Stuart McMillan MSP (SNP) has today welcomed the news that NHS staff will receive a pay rise. The NHS Pay Review Body has today made their independence recommendation for a 1 per cent fully consolidated pay rise for NHS Agenda for Change staff – a recommendation that has been accepted in full by the Scottish Government.
This will mean that once again NHS Scotland Agenda for Change staff will receive a better pay increase than their counterparts in England or Wales. Staff earning under £21,000 will also receive an additional pay rise to increase their pay by at least £300.
Meanwhile the Doctors and Dentist Remuneration Body has also recommended a 1 per cent pay rise for hospital doctors and dentists which has also been accepted by the Scottish Government.
Mr. McMillan said:
“The First Minister’s announcement that NHS staff will receive the recommended pay rise in full is fantastic news and is an important recognition of the incredible efforts that NHS staff go to on our behalf.
“The SNP Government’s determination to deliver for NHS staff stands in stark contrast to the situation south of the border. While the recommended pay rise is a modest one, it will mean that once again NHS staff in Scotland are receiving a better deal than their counterparts in England under the Tories and LibDems or Labour-run Wales.
“Our determination to support NHS staff in Scotland is a key factor in why the SNP are trusted more than any other party when it comes to protecting our NHS.
“We will always stand up for what’s best for Scotland’s NHS and the hard-working staff who go to incredible efforts on our behalf.”

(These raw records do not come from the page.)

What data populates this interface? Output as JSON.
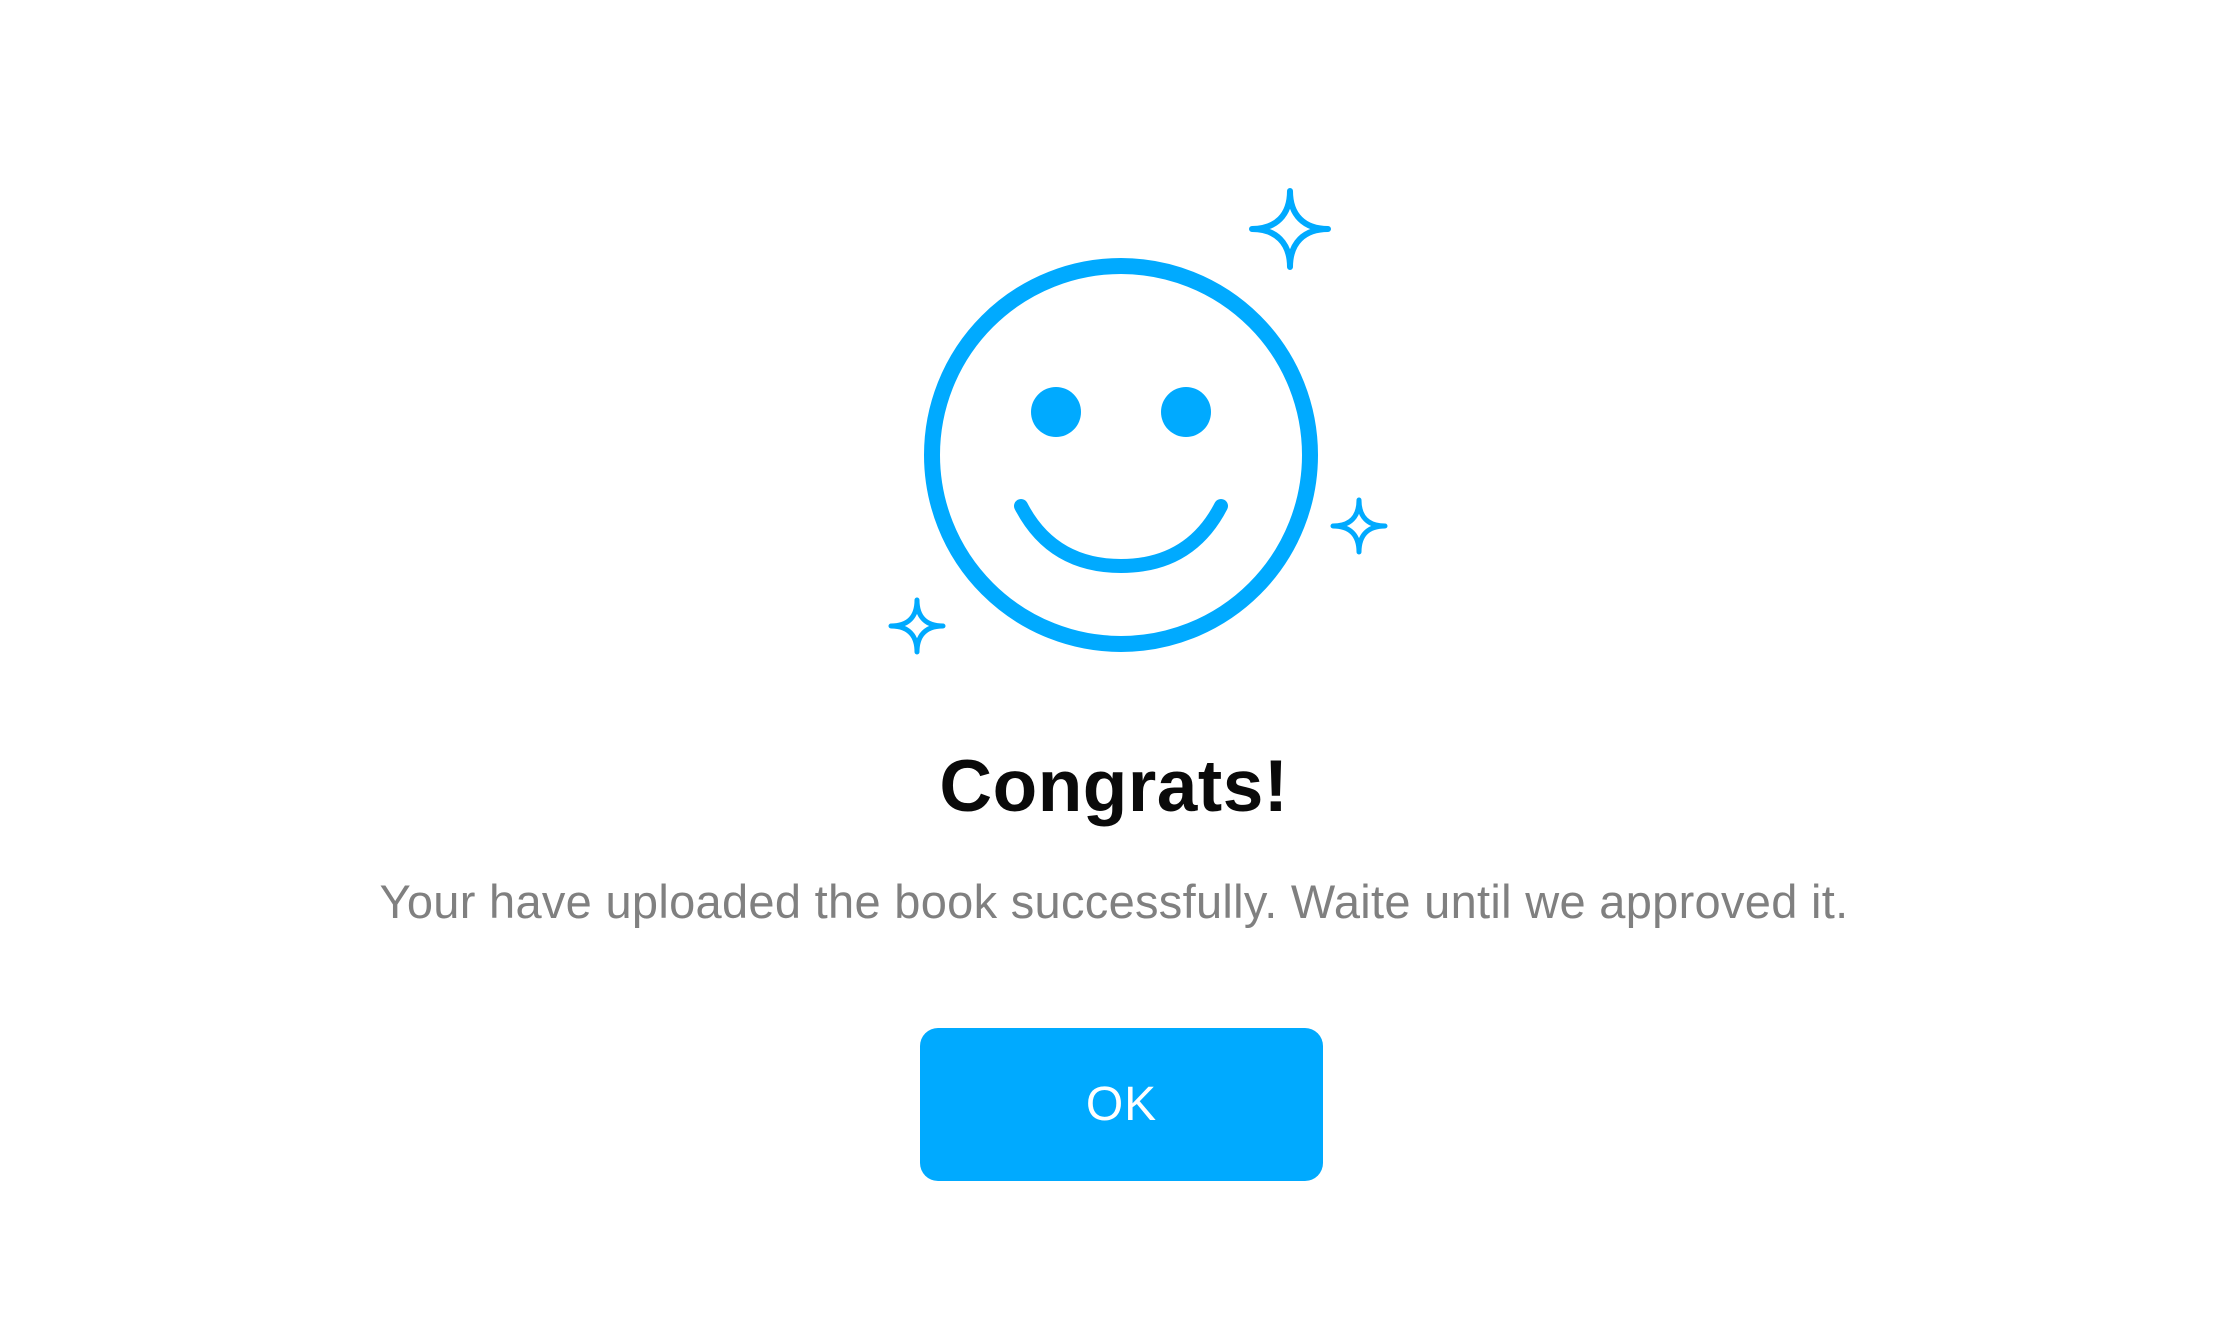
{
  "theme": {
    "accent": "#00AAFF",
    "title_color": "#0A0A0A",
    "message_color": "#808080",
    "background": "#FFFFFF"
  },
  "illustration": {
    "icon": "smiley-face-icon",
    "decorations": [
      "sparkle-icon",
      "sparkle-icon",
      "sparkle-icon"
    ]
  },
  "dialog": {
    "title": "Congrats!",
    "message": "Your have uploaded the book successfully. Waite until we approved it.",
    "ok_label": "OK"
  }
}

Scottish Government release – http://news.scotland.gov.uk/News/NHS-Scotland-pay-rise-1735.aspx
Agenda for Change staff (band 1 – 7) in Scotland will be between £120 and £496 better off than their counterparts in England.
Agenda for Change staff (band 1 – 7) in Scotland will be between up to £526 better off than their counterparts in Wales.
Qualified nurses (band 5-7, excluding management grades) in Scotland will be between £120 to £496 than their counterpart in England, and £125 to £410 better off than their counterparts in Wales.